> _WHAT IS EXPECTED_: From the entries below, copy every line holding the word "this".

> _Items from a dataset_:
......

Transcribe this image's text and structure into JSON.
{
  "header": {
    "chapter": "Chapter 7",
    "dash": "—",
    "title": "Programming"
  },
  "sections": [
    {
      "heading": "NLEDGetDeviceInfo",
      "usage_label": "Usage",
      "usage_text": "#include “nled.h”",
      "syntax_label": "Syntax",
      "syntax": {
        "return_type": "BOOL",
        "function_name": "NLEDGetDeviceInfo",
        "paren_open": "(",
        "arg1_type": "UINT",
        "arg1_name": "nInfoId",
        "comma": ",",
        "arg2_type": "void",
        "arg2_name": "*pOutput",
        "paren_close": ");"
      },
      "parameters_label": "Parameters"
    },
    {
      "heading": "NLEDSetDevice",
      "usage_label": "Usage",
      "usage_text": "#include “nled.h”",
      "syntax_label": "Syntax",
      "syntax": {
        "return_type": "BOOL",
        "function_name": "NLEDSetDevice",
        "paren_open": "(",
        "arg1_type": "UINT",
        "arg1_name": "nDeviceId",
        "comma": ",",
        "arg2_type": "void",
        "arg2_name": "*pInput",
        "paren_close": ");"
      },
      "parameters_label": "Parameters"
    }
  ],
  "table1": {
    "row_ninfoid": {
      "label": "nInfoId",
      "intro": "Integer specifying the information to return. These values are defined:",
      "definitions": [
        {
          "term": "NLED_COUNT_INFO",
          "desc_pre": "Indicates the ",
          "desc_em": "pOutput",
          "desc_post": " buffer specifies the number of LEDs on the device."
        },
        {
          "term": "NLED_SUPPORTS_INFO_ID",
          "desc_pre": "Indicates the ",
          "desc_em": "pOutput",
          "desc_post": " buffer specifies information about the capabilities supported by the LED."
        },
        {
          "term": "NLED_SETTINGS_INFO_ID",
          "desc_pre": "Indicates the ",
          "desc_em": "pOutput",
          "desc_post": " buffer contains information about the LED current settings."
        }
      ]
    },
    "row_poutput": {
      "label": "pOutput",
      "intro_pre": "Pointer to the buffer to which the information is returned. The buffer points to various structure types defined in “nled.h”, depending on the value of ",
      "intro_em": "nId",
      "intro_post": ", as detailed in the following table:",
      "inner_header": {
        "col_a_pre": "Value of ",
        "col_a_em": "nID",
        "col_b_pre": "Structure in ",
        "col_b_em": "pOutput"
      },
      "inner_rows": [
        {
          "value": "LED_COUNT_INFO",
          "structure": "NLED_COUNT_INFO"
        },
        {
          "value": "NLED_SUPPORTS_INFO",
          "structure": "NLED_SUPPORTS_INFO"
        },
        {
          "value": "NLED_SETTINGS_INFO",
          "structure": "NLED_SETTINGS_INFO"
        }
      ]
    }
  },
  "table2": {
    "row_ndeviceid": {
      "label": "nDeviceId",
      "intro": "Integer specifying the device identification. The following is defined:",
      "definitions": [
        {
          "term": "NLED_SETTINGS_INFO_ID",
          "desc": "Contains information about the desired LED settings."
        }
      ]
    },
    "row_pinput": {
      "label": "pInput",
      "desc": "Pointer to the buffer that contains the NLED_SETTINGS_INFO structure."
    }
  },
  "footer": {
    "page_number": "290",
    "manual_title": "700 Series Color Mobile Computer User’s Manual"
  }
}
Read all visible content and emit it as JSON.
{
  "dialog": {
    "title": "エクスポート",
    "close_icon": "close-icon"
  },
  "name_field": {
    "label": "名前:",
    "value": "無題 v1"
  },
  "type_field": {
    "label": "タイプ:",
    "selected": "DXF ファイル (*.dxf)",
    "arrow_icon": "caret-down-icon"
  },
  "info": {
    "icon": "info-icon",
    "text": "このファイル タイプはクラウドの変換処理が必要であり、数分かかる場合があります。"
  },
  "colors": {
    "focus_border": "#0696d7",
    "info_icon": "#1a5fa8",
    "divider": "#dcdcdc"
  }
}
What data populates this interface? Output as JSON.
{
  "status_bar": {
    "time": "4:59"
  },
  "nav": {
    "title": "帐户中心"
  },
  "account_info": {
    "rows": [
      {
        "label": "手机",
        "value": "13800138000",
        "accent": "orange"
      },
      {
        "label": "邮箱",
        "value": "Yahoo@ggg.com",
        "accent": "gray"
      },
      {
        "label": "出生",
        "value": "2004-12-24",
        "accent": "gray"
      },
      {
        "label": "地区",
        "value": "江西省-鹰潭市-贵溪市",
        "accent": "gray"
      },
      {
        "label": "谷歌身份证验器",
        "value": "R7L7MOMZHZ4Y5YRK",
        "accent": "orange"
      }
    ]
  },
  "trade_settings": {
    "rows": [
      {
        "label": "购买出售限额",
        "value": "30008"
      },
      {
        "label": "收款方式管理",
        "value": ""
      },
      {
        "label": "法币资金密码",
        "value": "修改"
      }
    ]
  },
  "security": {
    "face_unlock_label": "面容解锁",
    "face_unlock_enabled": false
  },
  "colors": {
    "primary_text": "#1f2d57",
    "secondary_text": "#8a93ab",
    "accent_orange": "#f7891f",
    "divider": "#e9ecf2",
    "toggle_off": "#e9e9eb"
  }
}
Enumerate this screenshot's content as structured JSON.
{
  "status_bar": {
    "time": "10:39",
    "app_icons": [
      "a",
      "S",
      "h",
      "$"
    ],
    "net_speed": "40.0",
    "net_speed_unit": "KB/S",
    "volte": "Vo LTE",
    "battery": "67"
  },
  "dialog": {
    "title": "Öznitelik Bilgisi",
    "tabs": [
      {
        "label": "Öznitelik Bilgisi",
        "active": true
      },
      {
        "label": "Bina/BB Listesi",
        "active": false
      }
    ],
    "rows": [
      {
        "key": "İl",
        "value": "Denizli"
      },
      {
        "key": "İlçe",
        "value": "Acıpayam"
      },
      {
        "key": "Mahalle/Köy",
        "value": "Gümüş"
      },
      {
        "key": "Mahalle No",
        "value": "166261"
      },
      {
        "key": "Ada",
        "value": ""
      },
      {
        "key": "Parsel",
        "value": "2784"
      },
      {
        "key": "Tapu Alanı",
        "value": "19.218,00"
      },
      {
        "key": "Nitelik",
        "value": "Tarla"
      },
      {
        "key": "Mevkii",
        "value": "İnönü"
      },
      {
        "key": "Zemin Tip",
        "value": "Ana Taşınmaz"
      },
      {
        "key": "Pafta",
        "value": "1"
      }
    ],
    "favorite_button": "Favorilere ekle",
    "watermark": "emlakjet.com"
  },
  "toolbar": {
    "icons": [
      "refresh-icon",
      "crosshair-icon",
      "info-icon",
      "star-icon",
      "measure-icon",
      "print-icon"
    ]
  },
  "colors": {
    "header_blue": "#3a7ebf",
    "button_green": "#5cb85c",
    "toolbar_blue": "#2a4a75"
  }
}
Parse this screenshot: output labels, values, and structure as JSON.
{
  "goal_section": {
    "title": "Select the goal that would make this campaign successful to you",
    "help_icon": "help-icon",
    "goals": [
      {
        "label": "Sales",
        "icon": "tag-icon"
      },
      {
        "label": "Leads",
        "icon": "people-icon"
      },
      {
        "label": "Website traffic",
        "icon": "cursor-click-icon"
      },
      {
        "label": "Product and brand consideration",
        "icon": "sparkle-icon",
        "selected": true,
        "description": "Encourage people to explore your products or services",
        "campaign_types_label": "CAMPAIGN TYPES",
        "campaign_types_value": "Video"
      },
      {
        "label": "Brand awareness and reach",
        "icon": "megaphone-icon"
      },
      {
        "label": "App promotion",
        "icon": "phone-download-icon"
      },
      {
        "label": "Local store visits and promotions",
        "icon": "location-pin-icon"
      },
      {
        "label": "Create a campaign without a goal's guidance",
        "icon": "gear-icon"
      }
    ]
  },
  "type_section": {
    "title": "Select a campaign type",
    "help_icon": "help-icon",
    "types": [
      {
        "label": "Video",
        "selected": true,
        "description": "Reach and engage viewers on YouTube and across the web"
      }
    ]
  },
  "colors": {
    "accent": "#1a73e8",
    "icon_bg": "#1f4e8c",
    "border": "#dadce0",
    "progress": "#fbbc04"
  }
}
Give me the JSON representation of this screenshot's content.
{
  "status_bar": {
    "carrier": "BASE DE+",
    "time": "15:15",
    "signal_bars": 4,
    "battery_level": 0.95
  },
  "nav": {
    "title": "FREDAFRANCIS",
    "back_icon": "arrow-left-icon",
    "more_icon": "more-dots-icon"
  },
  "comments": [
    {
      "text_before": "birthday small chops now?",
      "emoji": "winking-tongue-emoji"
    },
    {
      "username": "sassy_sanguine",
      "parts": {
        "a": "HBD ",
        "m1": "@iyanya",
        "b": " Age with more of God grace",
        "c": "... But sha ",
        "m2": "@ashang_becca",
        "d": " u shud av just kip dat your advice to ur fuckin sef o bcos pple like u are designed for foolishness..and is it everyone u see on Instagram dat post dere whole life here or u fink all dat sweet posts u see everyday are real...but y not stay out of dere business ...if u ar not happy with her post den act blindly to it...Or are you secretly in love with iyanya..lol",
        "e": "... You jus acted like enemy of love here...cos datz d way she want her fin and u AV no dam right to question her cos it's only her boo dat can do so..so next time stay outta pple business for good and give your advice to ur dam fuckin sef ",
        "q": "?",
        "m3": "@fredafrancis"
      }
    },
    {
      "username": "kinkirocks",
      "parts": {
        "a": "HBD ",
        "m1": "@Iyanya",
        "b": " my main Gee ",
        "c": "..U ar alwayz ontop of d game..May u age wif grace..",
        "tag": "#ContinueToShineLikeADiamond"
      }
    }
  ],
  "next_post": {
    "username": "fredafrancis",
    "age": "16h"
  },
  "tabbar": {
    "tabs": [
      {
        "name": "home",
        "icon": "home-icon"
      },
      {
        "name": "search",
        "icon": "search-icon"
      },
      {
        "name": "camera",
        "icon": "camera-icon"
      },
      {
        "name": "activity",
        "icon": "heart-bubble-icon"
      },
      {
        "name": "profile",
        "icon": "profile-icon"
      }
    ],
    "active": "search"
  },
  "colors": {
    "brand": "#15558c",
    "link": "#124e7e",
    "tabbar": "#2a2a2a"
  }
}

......

> _OUTPUT OF THE TASK_:
Transcribe this image's text and structure into JSON.
What data populates this interface? Output as JSON.
Enumerate this screenshot's content as structured JSON.
Parse this screenshot: output labels, values, and structure as JSON.
    "title": "Select the goal that would make this campaign successful to you",
Give me the JSON representation of this screenshot's content.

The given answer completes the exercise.